### Problem details
Lift out each line of the data that holds "title".

### Items from an interface collection
■ ■ ■ ■
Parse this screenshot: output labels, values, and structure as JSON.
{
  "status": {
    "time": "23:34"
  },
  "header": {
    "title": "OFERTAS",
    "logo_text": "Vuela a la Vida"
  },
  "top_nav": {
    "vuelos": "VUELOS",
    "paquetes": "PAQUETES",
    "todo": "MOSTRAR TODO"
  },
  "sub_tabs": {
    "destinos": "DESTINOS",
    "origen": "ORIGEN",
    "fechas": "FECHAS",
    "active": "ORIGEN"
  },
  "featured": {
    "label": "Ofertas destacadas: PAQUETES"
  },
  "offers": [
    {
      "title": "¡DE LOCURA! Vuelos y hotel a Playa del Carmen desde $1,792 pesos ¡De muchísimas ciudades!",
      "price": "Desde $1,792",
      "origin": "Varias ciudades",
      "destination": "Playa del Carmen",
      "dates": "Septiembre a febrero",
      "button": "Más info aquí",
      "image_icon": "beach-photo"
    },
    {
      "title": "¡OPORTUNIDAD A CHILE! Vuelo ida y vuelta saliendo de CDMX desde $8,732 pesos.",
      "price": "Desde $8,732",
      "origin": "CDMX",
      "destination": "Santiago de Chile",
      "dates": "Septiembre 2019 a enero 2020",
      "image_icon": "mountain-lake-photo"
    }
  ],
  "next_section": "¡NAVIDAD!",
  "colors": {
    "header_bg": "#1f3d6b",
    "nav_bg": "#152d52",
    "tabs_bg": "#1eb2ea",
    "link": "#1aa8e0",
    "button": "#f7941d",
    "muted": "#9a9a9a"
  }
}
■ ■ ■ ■
### Result of the exercise
    "title": "OFERTAS",
      "title": "¡DE LOCURA! Vuelos y hotel a Playa del Carmen desde $1,792 pesos ¡De muchísimas ciudades!",
      "title": "¡OPORTUNIDAD A CHILE! Vuelo ida y vuelta saliendo de CDMX desde $8,732 pesos.",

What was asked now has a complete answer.